Listen as Jeff Patrick, president and founder of Common Knowledge, talks about a magic formula for donor cultivation; and Luke Vander Linden, vice president of integrated marketing services for Carl Bloom Associates, discusses rebranding.
Hear Jeff Patrick, president and founder of Common Knowledge, talk about a magic formula for donor cultivation, which he presented a session on at the 2009 Bridge Conference held just outside of Washington, D.C., in late July.
SAN FRANCISCO, April 28, 2009 — Co-sponsors ThePort Network, Inc. (www.theport.com), NTEN (www.nten.org), and Common Knowledge (www.commonknow.com) released today results of the nonprofit industry's first-ever survey examining the use of social networking as a marketing and fundraising channel.
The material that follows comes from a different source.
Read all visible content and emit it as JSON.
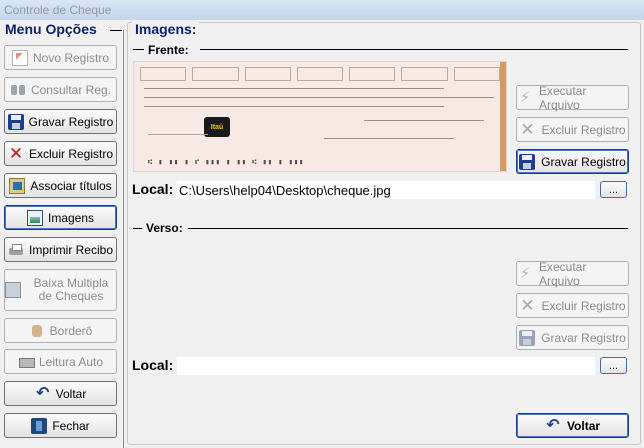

Conducted earlier this year, the survey polled 978 nonprofit professionals about their organizations' use of commercial social networking sites, as well as their own hosted social networking communities.
As nonprofits escalate their focus on the Internet for fundraising and base-building, there is, increasingly, a recognition that the online channel can be a constituent-friendly, cost-effective means of building relationships and raising money from individuals. New online fundraising programs, however, bring new challenges: * How to acquire new constituents? * How to cultivate this virtual constituent community? * How to produce fundraising revenue (quickly)? * How to reduce the payback period for the program investment? For nonprofits with growing online fundraising programs, there is a similar set of challenges: * How to continue to grow the base? * How to keep program
Unlike offline DRM, online donor cultivation doesn’t begin until donors opt in to receive communications from you. From that point forward, organizations should begin the process of fostering a two-way communication with constituents — meaning the collected set of people who donate, volunteer, serve on the board, or benefit from the services of your organization — and make efforts to understand how to get them involved, says Jeff Patrick, president of Common Knowledge, a Dallas-based consulting firm that provides services that help nonprofits use the Internet to fundraise, advocate, market and communicate to constituents.